Dataset records >>
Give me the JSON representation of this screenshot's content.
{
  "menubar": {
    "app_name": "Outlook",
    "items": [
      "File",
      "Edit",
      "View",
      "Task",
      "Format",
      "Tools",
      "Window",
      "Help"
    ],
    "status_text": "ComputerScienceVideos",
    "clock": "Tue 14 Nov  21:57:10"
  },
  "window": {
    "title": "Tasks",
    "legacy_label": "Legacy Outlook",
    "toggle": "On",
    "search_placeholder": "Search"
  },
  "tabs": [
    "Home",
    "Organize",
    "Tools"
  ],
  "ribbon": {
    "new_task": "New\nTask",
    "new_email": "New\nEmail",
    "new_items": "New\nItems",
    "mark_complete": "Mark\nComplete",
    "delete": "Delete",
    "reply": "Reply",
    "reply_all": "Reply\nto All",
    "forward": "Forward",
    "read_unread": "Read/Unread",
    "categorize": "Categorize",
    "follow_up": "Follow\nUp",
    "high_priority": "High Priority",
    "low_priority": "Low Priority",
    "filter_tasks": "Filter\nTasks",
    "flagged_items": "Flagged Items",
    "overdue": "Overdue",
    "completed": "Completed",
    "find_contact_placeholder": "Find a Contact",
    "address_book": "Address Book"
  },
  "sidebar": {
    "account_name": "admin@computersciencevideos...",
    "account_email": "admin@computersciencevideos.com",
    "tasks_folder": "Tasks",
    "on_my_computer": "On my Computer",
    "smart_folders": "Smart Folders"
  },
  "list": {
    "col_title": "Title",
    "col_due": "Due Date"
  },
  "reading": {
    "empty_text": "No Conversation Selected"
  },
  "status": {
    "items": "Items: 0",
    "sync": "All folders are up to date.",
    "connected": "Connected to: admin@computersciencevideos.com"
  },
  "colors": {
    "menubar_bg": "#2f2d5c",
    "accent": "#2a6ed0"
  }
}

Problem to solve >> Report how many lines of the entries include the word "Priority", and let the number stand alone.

Answer to this task >> 2